Also on display here is the power of anecdote. Nothing illustrates an abstract point better than a concrete example. Note the story of the horse, especially—how Meghan broke her collarbone falling off of one, how her father took her to the hospital, and how he then took her home and put her back on that horse’s back.

The contrasting technique of antithesis was highlighted, too, when Meghan McCain said, “We gather to mourn the passing of American greatness, the real thing, not cheap rhetoric from men who will never come near the sacrifice, those that live lives of comfort and privilege while he suffered and served.”

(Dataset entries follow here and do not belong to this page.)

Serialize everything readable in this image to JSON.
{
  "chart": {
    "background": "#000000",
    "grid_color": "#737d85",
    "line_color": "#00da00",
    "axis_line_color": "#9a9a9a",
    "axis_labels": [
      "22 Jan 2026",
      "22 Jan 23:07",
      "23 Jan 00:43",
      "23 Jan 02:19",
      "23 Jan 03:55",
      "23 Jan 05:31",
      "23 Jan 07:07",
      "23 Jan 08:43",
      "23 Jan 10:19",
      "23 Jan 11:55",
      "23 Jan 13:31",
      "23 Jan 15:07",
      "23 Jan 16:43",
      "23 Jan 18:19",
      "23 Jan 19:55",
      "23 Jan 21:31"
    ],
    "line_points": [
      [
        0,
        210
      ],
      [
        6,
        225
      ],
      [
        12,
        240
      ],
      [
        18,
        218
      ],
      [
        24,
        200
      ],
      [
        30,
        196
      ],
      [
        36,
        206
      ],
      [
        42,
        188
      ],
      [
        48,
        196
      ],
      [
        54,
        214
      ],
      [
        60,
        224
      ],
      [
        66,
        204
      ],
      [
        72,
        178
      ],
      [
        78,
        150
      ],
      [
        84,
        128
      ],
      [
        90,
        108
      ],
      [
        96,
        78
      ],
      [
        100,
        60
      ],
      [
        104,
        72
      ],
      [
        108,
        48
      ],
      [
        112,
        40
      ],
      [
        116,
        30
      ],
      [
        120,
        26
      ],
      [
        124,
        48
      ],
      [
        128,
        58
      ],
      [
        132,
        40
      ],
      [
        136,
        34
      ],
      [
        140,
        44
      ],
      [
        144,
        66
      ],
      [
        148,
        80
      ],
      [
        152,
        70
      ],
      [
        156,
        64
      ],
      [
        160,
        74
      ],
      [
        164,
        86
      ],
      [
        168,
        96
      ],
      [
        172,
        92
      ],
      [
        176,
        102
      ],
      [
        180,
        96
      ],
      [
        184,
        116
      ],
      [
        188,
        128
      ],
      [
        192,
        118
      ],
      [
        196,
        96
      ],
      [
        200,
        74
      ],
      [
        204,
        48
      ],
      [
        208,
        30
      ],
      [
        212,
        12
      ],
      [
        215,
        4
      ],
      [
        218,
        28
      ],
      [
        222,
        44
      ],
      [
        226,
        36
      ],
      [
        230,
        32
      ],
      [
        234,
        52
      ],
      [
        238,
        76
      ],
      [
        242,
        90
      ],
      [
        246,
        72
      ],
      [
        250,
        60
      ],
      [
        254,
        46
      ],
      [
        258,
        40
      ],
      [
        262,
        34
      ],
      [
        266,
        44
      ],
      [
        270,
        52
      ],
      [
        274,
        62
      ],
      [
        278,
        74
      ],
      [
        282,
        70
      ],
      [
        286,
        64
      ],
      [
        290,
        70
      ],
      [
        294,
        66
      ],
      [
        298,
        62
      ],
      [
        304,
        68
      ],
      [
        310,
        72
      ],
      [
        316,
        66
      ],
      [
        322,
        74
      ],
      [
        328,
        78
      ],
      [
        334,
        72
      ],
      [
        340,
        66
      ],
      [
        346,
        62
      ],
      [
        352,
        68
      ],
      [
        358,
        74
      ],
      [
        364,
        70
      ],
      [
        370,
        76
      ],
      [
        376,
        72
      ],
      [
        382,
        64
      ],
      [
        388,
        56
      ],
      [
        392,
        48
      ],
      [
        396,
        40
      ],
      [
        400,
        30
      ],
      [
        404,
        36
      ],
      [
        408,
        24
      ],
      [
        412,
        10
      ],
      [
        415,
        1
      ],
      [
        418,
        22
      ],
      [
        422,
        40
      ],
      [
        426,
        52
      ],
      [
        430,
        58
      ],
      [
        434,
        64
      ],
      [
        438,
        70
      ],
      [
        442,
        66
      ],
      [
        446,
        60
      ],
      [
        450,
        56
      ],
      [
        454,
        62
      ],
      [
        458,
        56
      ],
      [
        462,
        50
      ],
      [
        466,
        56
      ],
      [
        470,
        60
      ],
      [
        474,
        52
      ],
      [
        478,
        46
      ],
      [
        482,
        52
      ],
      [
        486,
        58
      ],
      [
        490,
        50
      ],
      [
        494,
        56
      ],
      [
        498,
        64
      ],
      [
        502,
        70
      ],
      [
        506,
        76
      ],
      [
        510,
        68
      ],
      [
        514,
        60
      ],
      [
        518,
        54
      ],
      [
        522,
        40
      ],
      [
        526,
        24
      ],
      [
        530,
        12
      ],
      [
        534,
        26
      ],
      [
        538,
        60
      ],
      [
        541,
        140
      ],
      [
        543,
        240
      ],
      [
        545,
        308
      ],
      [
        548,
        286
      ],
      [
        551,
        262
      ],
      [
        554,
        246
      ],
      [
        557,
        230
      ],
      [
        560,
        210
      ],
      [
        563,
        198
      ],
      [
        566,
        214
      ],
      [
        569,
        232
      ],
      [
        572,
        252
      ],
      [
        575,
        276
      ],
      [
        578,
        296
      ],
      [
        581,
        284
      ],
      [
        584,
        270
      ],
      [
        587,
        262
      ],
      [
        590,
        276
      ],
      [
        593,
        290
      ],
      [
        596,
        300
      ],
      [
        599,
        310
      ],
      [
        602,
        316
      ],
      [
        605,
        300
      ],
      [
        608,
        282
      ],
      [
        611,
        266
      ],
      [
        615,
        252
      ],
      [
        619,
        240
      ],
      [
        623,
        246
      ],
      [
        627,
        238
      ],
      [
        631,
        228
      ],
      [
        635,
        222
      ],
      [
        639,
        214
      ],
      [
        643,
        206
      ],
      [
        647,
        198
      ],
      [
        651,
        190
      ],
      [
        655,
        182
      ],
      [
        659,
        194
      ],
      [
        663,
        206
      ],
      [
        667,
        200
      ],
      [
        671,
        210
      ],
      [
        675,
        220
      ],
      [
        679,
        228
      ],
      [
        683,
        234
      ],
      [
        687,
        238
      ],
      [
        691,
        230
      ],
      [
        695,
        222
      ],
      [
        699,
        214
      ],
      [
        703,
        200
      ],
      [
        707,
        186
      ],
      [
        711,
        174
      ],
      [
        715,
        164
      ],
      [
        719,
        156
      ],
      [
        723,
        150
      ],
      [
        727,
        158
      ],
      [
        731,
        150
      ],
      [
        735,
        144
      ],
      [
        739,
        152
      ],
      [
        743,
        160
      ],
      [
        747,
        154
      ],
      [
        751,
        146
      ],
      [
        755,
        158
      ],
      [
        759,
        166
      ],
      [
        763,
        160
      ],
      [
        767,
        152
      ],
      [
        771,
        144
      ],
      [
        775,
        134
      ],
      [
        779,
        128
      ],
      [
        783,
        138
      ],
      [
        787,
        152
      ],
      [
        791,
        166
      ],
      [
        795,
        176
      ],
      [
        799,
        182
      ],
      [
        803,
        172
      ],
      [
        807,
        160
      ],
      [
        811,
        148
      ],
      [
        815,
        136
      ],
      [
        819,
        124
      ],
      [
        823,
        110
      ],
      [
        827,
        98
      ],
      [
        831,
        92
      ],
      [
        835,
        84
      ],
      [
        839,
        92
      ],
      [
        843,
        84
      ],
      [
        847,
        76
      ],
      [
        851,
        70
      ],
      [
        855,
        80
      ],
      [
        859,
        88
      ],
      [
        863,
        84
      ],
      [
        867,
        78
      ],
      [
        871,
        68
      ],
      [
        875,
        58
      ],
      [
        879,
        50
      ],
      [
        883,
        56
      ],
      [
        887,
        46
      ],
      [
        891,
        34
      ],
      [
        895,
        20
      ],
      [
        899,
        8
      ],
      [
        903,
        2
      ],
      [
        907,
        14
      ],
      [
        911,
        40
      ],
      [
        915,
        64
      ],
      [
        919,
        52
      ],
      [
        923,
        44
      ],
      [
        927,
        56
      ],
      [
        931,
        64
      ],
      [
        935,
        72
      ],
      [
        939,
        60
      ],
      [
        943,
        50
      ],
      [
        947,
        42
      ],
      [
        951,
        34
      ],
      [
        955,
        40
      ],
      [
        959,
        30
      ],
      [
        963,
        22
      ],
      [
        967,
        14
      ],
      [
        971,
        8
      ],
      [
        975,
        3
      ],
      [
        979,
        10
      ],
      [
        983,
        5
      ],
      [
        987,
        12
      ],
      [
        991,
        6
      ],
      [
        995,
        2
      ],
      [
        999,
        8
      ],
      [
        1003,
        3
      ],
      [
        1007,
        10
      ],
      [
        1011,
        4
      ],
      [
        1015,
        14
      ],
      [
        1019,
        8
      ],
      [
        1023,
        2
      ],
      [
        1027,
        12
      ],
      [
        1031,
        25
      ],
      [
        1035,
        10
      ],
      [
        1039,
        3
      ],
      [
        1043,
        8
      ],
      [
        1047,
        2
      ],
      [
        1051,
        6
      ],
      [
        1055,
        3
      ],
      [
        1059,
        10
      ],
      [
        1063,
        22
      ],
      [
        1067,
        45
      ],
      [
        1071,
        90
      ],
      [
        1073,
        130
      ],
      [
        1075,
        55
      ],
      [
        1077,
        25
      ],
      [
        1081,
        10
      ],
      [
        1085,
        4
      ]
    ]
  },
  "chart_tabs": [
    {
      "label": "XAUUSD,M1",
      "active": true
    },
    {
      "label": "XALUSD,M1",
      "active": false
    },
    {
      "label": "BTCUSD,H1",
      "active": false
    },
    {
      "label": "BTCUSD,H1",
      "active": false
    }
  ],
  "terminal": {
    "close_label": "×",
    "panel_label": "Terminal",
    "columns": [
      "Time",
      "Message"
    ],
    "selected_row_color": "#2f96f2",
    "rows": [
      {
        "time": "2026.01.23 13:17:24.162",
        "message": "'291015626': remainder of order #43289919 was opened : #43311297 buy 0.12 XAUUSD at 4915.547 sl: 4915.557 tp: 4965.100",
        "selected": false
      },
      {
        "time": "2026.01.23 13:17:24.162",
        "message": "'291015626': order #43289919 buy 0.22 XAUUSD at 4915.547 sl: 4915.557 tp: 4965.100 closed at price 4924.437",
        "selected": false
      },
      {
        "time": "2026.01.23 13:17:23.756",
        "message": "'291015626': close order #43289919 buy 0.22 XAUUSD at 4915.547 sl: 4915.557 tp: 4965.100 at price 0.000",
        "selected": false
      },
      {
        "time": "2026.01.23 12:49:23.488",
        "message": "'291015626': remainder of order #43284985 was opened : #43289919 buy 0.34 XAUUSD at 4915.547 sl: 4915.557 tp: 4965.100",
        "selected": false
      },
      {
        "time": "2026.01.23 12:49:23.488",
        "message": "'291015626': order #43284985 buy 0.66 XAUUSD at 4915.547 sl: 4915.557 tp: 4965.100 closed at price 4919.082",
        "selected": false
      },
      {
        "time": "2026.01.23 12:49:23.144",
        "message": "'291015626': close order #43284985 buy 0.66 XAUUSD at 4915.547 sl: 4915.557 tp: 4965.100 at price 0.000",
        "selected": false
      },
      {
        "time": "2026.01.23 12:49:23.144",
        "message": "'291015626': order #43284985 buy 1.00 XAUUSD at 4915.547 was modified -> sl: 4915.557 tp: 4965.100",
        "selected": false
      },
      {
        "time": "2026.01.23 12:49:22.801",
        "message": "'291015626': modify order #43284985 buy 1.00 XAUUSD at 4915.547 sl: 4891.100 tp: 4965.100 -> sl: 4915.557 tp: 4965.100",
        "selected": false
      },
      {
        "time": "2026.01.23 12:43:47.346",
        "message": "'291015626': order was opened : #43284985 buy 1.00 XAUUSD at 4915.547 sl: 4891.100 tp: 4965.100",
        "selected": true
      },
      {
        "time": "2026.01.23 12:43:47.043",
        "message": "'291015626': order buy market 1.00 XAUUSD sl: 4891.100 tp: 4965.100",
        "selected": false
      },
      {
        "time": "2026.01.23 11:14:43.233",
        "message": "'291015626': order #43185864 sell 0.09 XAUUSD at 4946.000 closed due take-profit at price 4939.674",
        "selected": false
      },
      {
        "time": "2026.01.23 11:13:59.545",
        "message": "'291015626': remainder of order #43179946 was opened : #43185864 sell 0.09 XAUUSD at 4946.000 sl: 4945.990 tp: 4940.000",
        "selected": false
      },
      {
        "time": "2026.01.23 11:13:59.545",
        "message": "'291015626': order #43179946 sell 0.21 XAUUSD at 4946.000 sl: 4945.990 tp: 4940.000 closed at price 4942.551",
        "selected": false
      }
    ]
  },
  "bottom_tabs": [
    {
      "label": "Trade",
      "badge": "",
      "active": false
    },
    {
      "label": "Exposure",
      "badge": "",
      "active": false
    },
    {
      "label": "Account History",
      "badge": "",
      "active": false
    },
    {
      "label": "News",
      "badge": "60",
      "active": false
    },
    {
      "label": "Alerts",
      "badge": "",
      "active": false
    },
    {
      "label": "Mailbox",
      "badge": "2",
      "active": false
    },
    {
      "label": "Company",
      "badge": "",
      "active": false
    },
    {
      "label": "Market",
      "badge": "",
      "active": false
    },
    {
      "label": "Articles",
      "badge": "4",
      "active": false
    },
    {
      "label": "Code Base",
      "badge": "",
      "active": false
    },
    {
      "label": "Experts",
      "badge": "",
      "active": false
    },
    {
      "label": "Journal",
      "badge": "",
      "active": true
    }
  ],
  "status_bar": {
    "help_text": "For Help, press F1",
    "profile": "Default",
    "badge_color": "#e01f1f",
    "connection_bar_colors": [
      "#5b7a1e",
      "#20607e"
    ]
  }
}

And, of course, by the line this eulogy will most be remembered for: “The America of John McCain has no need to be made great again because America was always great.”

To be honest, I was never much impressed with John McCain’s politics and didn’t vote for him when he ran for president. As an American, though, I was much impressed with the example he set once in the grip of terminal cancer. McCain the former prisoner was  captive again, this time by the take-no-prisoners brain cancer called glioblastoma (the same that took down his friend across the aisle, Ted Kennedy). But he fought, not only the disease, but the disease he perceived to be spreading across America.

For that, McCain gained my respect. Thus, I found myself inexplicably teary-eyed watching Meghan’s eulogy. What was the source, I wondered? Obviously the man’s death and the family’s loss played into it, but a little self-searching brought up more.

I was mourning the passing of another America, one I’m not sure will return, given the goings on not only here but across the world where authoritarian regimes are popping up like poisonous mushrooms. With the electoral college-elected president out of the news cycle and out on a golf course, watching the proceedings of this funeral this weekend was fresh air. It returned a sense of sanity and patriotism that many hadn’t breathed in two years.

That’s something. And that’s proof that a eulogy—like any piece of good writing—can have effects beyond their stated purpose.